          ‘Wow,” I barked. “That’s quite a mouthful, but do you really believe that the differences between liberals and conservatives are as great as they were ten years ago?” 
          Fred, my less-fat friend, added, “Hillary Clinton, recently said that liberals favor a “shared responsibility” society while conservatives favor an “on your own” society. 
          “Big,” who had excused himself to purchase a bran muffin, returned to our table, took a large bite out of the muffin and mumbled, “So, whose fault is this Iraq war – conservatives or liberals?” 
          “I had to chip in here. “I don’t think the blame belongs to liberals or conservatives. It has nothing to do with either. A lot of things go on in politics that shouldn’t be labeled liberal or conservative. Take the Iraq war for example. It was just a case of a few politicians making a decision to invade Iraq. I don’t think it had anything to do with liberal or conservative. But, one thing I’ve noticed lately is that anyone who differs with this administration’s policies is quickly labeled a “soft on terrorism” liberal. 
          “Big” swallowed the last of his bran muffin and said, “I think that almost all politicians are good Americans who want the same thing – peace, a growing economy, less crime and a country that has the ability and desire to help others at the same time we defend ourselves against those who would harm us. Of course there are those politicians on both sides of the aisle who use their position and power to better themselves. Hopefully, those that break the law will be caught and made examples.” 
          The cups were empty, The metal chairs creating discomfort. The topic covered. 
          Fred asked, “So, ‘Big,’ what are you, you think, a liberal or a conservative?” 
          “Aw, I probably lean towards the liberal side.
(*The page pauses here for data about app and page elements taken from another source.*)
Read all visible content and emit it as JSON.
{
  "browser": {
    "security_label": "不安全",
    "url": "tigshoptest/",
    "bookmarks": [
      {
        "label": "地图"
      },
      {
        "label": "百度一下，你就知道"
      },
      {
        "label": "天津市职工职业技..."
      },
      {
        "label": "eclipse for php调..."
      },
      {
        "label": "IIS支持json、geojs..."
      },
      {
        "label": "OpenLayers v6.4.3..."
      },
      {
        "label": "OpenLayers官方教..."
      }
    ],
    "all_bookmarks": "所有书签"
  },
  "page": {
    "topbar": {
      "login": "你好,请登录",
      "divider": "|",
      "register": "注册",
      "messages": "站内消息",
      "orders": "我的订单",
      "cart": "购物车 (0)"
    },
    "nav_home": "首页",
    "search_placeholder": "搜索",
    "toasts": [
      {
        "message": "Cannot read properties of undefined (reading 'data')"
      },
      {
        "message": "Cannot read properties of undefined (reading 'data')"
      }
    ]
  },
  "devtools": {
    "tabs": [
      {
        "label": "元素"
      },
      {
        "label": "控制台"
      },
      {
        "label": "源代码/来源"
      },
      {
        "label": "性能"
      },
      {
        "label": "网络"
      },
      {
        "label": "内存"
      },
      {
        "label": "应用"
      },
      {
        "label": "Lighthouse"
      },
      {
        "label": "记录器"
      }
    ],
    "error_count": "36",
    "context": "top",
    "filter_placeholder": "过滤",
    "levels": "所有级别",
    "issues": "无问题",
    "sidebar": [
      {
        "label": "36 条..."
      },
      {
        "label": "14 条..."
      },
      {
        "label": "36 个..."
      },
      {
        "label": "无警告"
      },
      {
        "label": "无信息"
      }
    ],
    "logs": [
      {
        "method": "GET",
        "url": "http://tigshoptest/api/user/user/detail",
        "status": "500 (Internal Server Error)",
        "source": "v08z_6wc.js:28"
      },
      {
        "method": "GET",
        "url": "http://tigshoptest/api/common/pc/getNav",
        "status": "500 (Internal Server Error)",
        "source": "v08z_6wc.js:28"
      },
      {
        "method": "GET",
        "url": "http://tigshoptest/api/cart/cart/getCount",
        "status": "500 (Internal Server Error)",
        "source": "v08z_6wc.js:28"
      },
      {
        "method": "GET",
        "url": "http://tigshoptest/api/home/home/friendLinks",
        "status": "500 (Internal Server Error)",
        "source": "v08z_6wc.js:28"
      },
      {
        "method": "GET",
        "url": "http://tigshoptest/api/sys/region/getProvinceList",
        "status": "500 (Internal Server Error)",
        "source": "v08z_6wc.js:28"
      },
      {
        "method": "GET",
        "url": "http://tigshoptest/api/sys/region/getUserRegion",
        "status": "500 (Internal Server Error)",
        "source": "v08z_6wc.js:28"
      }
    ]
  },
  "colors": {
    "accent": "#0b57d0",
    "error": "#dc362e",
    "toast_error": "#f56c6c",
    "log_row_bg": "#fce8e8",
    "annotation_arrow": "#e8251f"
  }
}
How about you, Fred?” 
          “If I had to choose I’d say I’m slightly conservative. And you, Ron?” 
          “I’ll be damned if I know. When it comes to taking care of our citizens I lean more towards the liberal side, but on many fiscal things I think like a conservative. Maybe you should call me a “Liberative,” or a “Conservable.” Maybe you could just call me an American and forget the labels.